Doctor leaders have asked health authorities to investigate why Covid-19 morbidity seems to be having a disproportionate effect on doctors of black, Asian and minority ethnic backgrounds.
BMA council chair Dr Chaand Nagpaul has written to NHS England, asking that it looks into whether workplace inequalities are putting BAME doctors at greater risk.
He said in a letter to chif executive Simon Stevens: ‘We are writing to express our concerns about two issues. Firstly, the impact on the [BAME] population, and second, the high number of deaths among BAME doctors.
‘We seek your assurances that you will investigate the issues raised below and take every necessary action to ensure that the experiences and needs of BAME people are properly considered and addressed.’
The letter continued: ‘Structural inequalities in the workforce may be placing some BAME doctors at greater risk.
‘We remain concerned about the deployment of older, retired doctors into direct patient-facing or high-risk roles too. As well as coming from mainly BAME backgrounds, the majority of doctors who have so far died in this pandemic are over the age of 60.’
The BMA referred to recent research carried out by the Intensive Care National Audit and Research Centre (ICNARC), which suggested that BAME Covid-19 patients are more likely to be admitted to intensive care – although the report suggested this could be linked to socio-economic factors and the demographic make-up of the two worst-affected cities in the UK, namely London and Birmingham.

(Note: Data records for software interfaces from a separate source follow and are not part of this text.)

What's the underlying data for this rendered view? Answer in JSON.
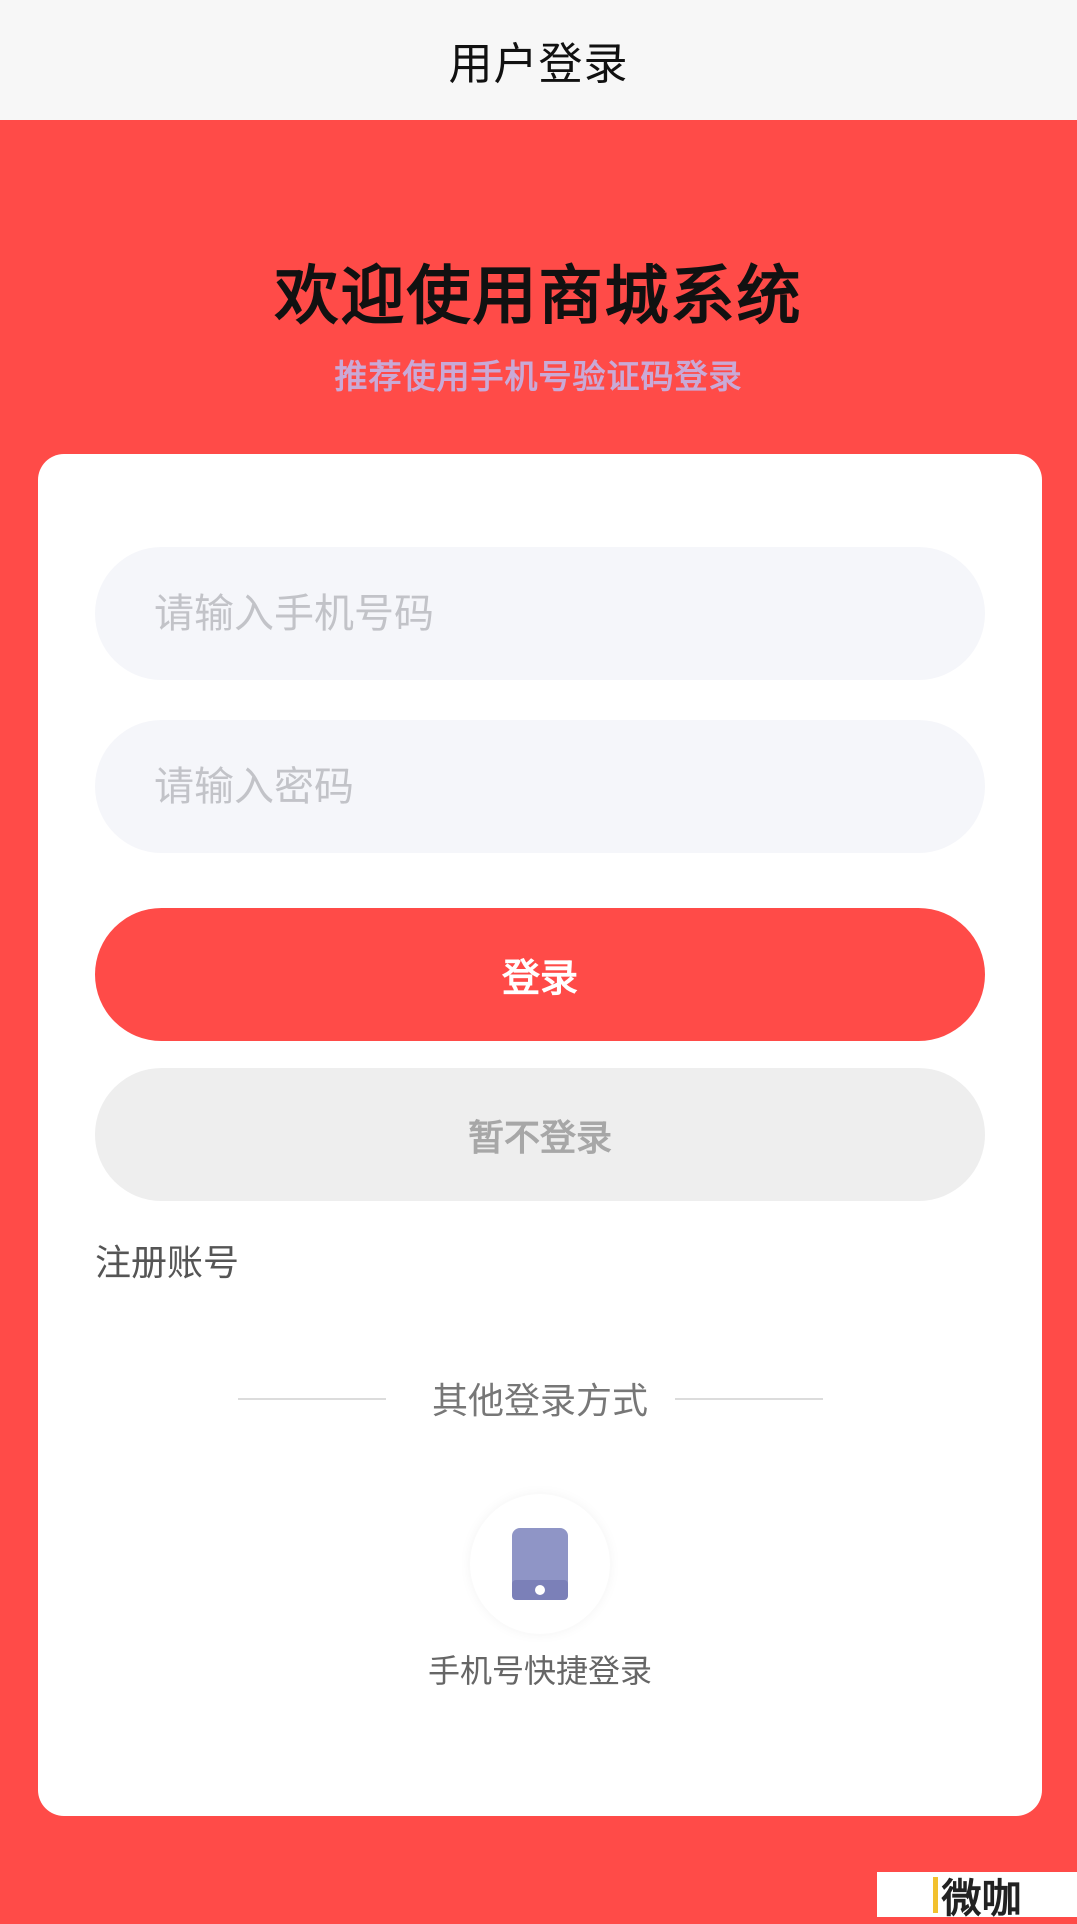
{
  "navbar": {
    "title": "用户登录"
  },
  "hero": {
    "title": "欢迎使用商城系统",
    "subtitle": "推荐使用手机号验证码登录"
  },
  "form": {
    "phone_placeholder": "请输入手机号码",
    "password_placeholder": "请输入密码",
    "login_label": "登录",
    "skip_label": "暂不登录",
    "register_label": "注册账号"
  },
  "other_login": {
    "divider_text": "其他登录方式",
    "quick_label": "手机号快捷登录",
    "icon": "mobile-phone-icon"
  },
  "watermark": {
    "text": "微咖"
  },
  "colors": {
    "primary": "#ff4b48",
    "subtitle": "#c9a9d6",
    "icon": "#8f95c6",
    "skip_bg": "#eeeeee"
  }
}
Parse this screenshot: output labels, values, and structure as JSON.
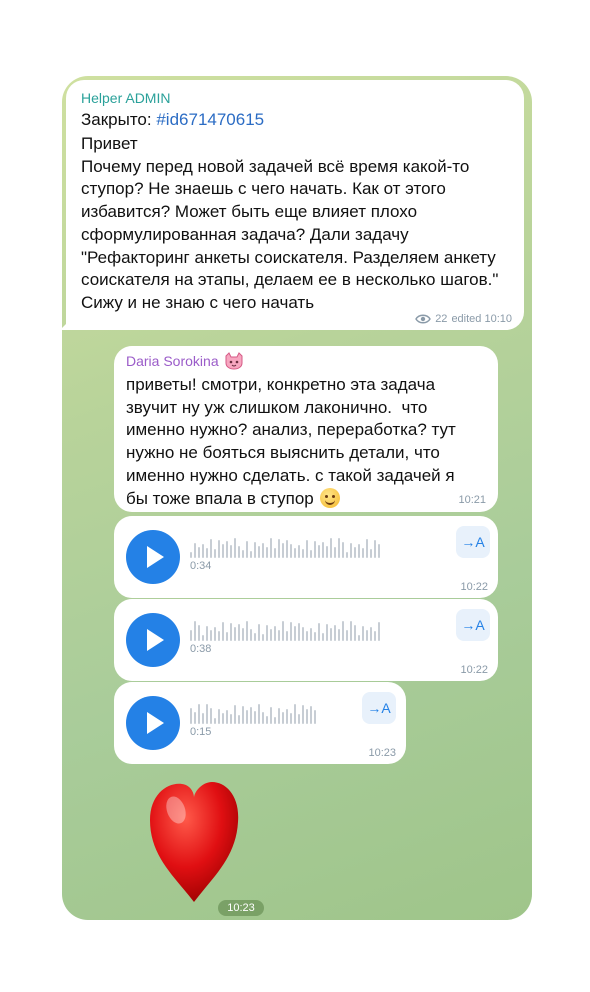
{
  "messages": {
    "admin": {
      "sender": "Helper ADMIN",
      "closed_label": "Закрыто: ",
      "closed_tag": "#id671470615",
      "text": "Привет\nПочему перед новой задачей всё время какой-то ступор? Не знаешь с чего начать. Как от этого избавится? Может быть еще влияет плохо сформулированная задача? Дали задачу \"Рефакторинг анкеты соискателя. Разделяем анкету соискателя на этапы, делаем ее в несколько шагов.\" Сижу и не знаю с чего начать",
      "views": "22",
      "edited_time": "edited 10:10"
    },
    "daria": {
      "sender": "Daria Sorokina",
      "text": "приветы! смотри, конкретно эта задача звучит ну уж слишком лаконично.  что именно нужно? анализ, переработка? тут нужно не бояться выяснить детали, что именно нужно сделать. с такой задачей я бы тоже впала в ступор",
      "time": "10:21"
    },
    "voices": [
      {
        "duration": "0:34",
        "time": "10:22",
        "translate_label": "→A"
      },
      {
        "duration": "0:38",
        "time": "10:22",
        "translate_label": "→A"
      },
      {
        "duration": "0:15",
        "time": "10:23",
        "translate_label": "→A"
      }
    ],
    "sticker": {
      "emoji_name": "red-heart",
      "time": "10:23"
    }
  },
  "colors": {
    "admin_name": "#2aa19a",
    "daria_name": "#9b5cc9",
    "accent": "#2481e6",
    "hashtag": "#2b6cc4"
  }
}
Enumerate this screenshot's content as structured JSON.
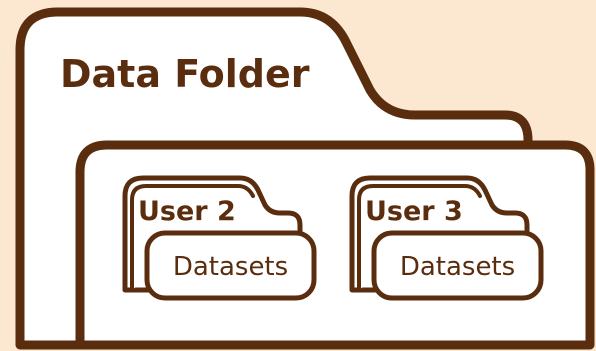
{
  "title": "Data Folder",
  "users": [
    {
      "label": "User 2",
      "child": "Datasets"
    },
    {
      "label": "User 3",
      "child": "Datasets"
    }
  ],
  "colors": {
    "background": "#FCE7D0",
    "stroke": "#5A2D0E",
    "fill": "#FFFFFF"
  },
  "icons": [
    "folder-icon",
    "folder-icon",
    "folder-icon"
  ]
}
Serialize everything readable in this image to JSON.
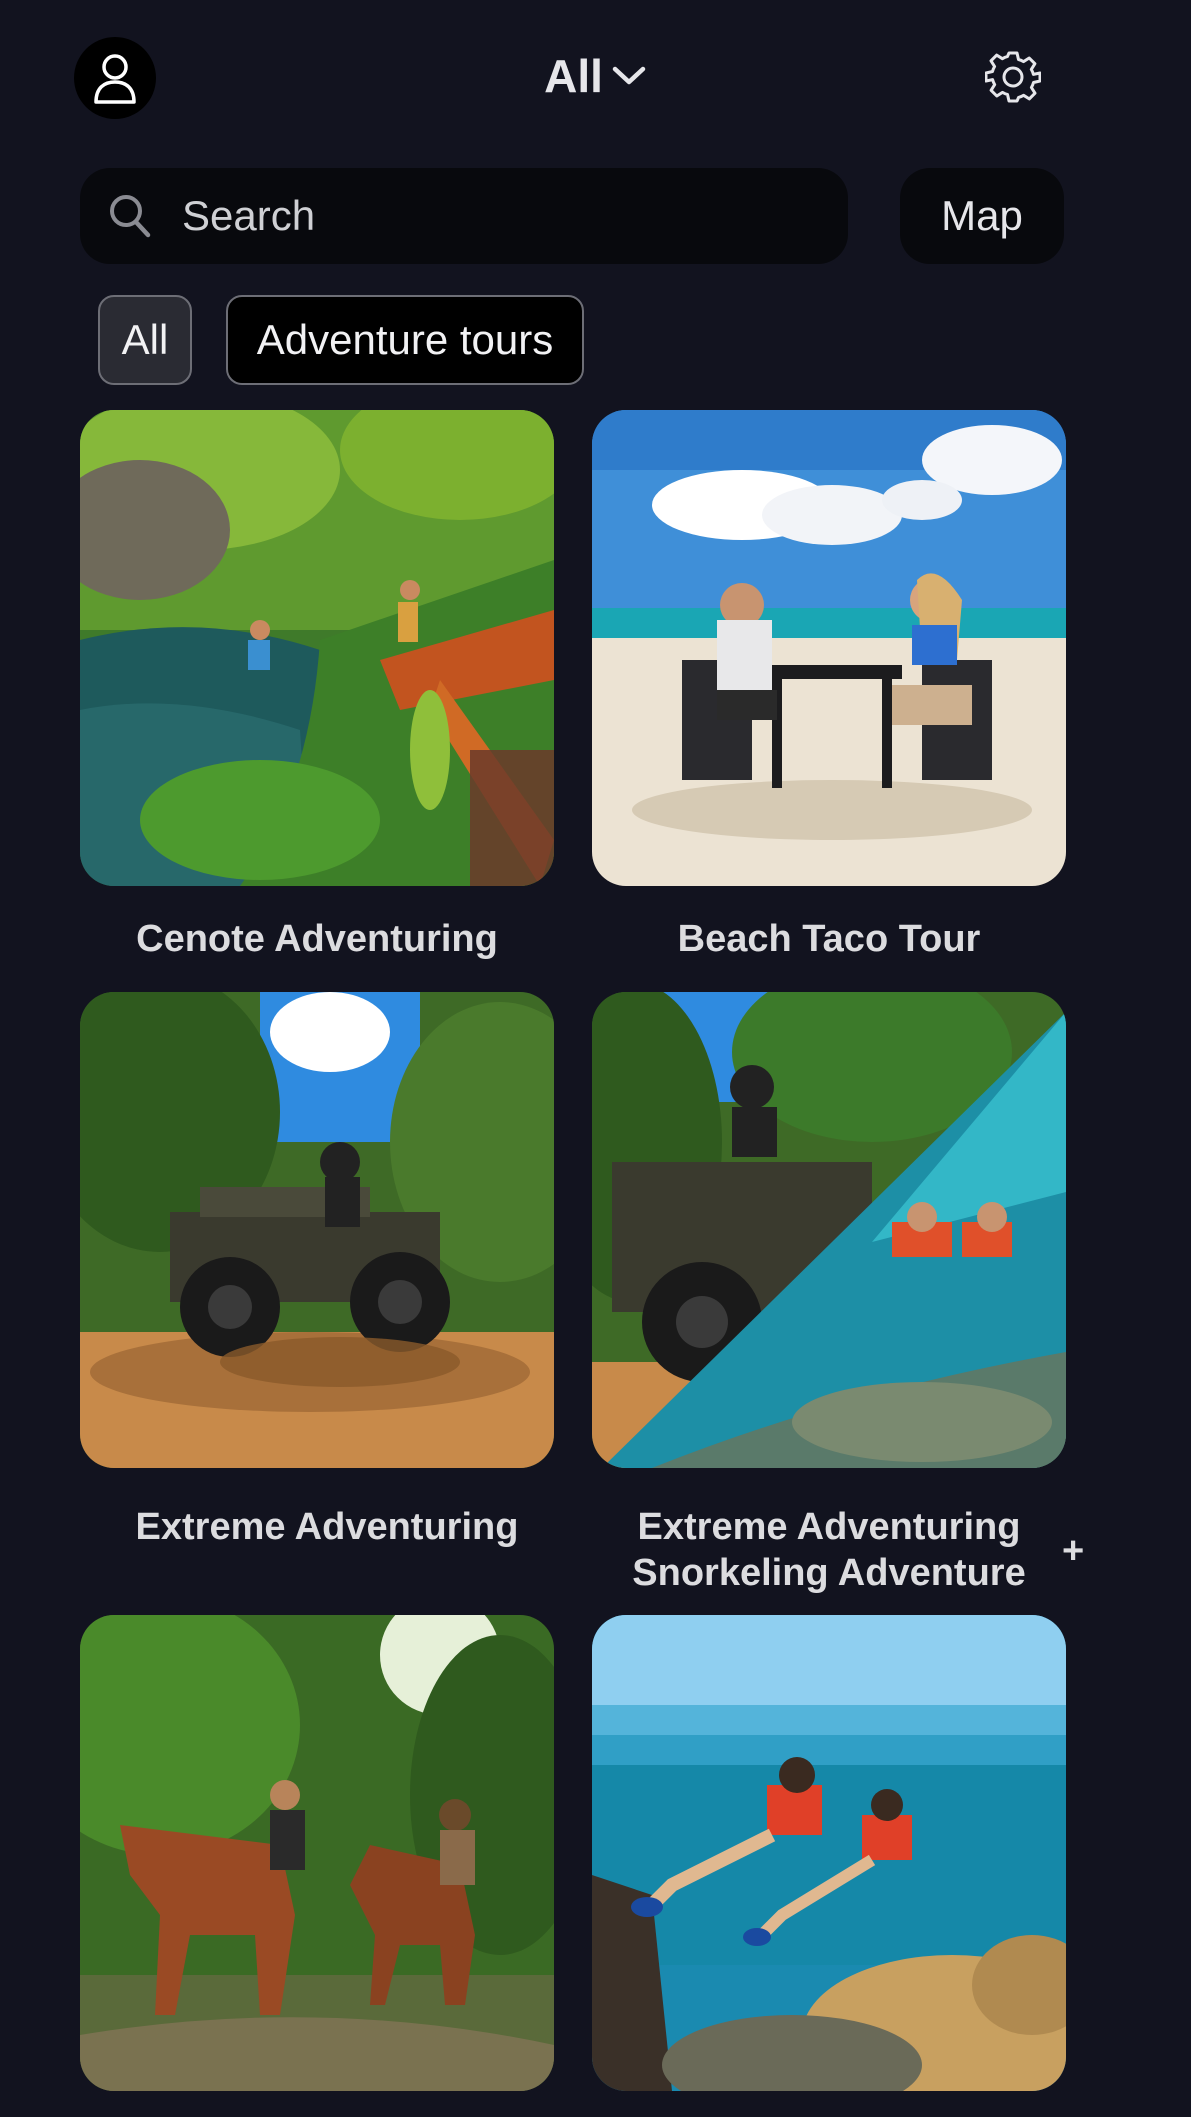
{
  "header": {
    "feed_label": "All",
    "profile_icon": "user-icon",
    "settings_icon": "gear-icon"
  },
  "search": {
    "placeholder": "Search",
    "value": "",
    "icon": "search-icon"
  },
  "map_button": {
    "label": "Map"
  },
  "filters": [
    {
      "label": "All",
      "selected": false
    },
    {
      "label": "Adventure tours",
      "selected": true
    }
  ],
  "cards": [
    {
      "title": "Cenote Adventuring",
      "image": "cenote-jump-photo"
    },
    {
      "title": "Beach Taco Tour",
      "image": "beach-dining-photo"
    },
    {
      "title": "Extreme Adventuring",
      "image": "atv-mud-photo"
    },
    {
      "title_line1": "Extreme Adventuring",
      "title_line2": "Snorkeling Adventure",
      "plus": "+",
      "image": "atv-snorkel-split-photo"
    },
    {
      "title": "",
      "image": "horseback-jungle-photo"
    },
    {
      "title": "",
      "image": "snorkel-reef-photo"
    }
  ],
  "colors": {
    "background": "#12131f",
    "surface": "#08090d",
    "chip_border": "#6d6e76",
    "text": "#e6e6ea"
  }
}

Dr Nagpaul wrote: ‘The ICNARC report found that, despite making up 13% of the population, 35% of people critically ill with Covid-19 are BAME.’
The British Association of Physicians of Indian Origin (BAPIO) has also raised concerns.
President Dr Ramesh Mehta said: ‘At this national crisis, we have expressed our solid support to the Government. However, inadequately equipped soldiers in the frontline worries us a lot.
‘We have offered our assistance to the chief medical officer and Public Health England to research into causes of increased mortality amongst the BAME group so that preventive measures can be taken.’